> **Source information**
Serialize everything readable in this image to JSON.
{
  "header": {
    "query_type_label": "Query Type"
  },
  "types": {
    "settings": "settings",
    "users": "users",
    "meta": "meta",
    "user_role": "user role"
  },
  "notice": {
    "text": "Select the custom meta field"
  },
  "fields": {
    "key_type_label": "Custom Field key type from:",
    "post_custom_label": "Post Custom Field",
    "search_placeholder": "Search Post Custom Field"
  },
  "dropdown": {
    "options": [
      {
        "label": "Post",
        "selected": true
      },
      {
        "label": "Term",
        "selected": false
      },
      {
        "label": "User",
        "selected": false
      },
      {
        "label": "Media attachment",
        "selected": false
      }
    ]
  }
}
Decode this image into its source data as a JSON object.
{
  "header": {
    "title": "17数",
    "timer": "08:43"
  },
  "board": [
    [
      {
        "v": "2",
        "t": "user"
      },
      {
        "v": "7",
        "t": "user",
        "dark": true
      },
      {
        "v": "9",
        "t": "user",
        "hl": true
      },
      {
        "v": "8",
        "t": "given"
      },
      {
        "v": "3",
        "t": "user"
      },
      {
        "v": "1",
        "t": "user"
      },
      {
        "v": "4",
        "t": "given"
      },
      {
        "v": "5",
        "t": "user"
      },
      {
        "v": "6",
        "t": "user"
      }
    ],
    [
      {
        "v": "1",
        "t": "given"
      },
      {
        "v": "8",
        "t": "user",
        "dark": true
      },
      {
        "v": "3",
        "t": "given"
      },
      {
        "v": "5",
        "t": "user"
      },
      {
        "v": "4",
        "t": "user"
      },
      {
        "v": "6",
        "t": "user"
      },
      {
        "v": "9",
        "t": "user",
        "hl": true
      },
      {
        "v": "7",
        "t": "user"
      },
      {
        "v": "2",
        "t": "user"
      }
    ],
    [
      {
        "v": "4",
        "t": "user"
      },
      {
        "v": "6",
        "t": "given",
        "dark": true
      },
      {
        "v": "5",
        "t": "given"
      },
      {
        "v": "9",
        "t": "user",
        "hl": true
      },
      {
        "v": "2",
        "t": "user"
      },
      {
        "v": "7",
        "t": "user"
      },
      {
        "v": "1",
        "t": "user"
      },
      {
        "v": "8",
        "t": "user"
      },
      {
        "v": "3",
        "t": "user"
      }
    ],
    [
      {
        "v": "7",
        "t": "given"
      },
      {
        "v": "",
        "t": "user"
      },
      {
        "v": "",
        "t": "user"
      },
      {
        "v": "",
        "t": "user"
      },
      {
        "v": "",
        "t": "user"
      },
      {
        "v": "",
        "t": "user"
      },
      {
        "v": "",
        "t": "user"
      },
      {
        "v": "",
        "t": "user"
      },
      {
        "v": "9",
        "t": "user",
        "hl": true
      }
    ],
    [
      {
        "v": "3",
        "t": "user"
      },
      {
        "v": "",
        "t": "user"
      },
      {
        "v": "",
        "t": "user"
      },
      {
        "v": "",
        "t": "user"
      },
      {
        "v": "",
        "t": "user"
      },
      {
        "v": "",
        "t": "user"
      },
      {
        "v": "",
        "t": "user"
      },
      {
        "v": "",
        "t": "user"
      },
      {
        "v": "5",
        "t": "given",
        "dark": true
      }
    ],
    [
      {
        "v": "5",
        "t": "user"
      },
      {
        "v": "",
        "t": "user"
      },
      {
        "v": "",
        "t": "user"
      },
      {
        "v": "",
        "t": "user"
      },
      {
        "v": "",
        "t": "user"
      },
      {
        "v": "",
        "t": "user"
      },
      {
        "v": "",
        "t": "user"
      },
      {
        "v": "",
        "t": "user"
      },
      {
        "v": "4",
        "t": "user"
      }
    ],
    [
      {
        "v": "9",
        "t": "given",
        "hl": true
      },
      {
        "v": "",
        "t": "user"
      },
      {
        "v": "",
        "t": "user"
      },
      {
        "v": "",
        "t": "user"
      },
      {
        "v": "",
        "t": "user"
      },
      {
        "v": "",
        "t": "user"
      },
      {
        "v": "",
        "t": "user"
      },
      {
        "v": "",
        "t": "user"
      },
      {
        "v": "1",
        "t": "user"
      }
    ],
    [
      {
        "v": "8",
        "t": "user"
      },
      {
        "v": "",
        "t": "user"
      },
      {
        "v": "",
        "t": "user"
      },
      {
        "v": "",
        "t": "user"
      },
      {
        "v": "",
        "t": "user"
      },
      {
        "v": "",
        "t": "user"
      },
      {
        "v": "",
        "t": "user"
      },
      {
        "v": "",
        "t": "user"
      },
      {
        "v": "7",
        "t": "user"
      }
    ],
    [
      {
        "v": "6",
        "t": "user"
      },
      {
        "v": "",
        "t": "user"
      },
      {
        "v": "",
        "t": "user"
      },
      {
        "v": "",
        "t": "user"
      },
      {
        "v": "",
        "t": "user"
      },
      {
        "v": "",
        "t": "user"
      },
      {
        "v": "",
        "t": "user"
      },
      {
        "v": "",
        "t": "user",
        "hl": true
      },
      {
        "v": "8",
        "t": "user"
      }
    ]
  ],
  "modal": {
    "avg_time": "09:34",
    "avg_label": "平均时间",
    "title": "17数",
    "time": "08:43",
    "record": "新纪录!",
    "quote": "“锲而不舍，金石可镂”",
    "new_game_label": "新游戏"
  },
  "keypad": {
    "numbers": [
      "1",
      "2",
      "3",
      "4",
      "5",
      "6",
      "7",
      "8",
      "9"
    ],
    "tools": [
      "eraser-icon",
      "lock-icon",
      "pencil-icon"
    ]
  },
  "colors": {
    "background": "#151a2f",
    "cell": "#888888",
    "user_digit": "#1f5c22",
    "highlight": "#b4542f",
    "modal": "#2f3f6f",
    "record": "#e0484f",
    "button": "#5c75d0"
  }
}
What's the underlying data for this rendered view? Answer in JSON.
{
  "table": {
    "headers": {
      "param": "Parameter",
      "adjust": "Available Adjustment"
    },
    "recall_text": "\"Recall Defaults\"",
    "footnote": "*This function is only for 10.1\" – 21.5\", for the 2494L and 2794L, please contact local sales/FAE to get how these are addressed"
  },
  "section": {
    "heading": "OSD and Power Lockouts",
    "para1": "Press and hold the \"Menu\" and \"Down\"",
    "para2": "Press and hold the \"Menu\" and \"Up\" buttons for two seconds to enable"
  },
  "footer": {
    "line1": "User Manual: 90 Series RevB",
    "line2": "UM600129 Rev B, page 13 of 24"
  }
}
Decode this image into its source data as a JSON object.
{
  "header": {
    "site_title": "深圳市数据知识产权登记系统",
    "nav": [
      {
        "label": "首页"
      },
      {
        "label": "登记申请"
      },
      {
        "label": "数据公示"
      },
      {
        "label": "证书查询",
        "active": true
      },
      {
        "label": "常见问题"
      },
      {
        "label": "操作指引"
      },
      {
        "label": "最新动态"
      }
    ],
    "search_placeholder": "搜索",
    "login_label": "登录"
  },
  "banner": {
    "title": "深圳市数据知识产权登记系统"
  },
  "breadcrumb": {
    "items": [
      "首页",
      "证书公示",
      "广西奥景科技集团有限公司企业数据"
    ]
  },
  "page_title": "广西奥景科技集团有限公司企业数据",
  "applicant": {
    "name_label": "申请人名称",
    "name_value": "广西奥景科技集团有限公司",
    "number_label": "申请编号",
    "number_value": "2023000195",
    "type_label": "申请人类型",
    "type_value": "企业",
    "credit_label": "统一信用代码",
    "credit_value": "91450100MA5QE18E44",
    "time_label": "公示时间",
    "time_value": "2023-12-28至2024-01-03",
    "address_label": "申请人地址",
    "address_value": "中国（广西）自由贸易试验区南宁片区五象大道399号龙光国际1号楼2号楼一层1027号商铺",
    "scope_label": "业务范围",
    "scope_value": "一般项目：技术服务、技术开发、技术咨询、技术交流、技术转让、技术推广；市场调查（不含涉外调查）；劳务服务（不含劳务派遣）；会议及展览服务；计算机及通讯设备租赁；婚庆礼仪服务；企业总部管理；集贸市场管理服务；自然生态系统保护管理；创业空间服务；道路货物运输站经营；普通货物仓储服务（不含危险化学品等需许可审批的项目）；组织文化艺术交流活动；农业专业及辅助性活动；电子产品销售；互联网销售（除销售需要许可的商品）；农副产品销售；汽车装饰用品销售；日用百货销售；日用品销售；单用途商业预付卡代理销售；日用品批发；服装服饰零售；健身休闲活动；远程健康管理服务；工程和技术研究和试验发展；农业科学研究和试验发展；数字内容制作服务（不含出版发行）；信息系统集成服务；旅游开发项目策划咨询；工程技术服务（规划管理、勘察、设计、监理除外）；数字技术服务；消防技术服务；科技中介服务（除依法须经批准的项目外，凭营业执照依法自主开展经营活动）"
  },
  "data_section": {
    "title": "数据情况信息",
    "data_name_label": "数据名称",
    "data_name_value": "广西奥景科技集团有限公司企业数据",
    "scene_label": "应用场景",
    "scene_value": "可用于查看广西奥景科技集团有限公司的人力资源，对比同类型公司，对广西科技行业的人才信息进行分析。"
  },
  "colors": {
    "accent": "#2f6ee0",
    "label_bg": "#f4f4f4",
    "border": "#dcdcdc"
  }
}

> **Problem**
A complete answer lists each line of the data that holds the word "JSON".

> **Answer for the task**
Serialize everything readable in this image to JSON.
Decode this image into its source data as a JSON object.
What's the underlying data for this rendered view? Answer in JSON.
Decode this image into its source data as a JSON object.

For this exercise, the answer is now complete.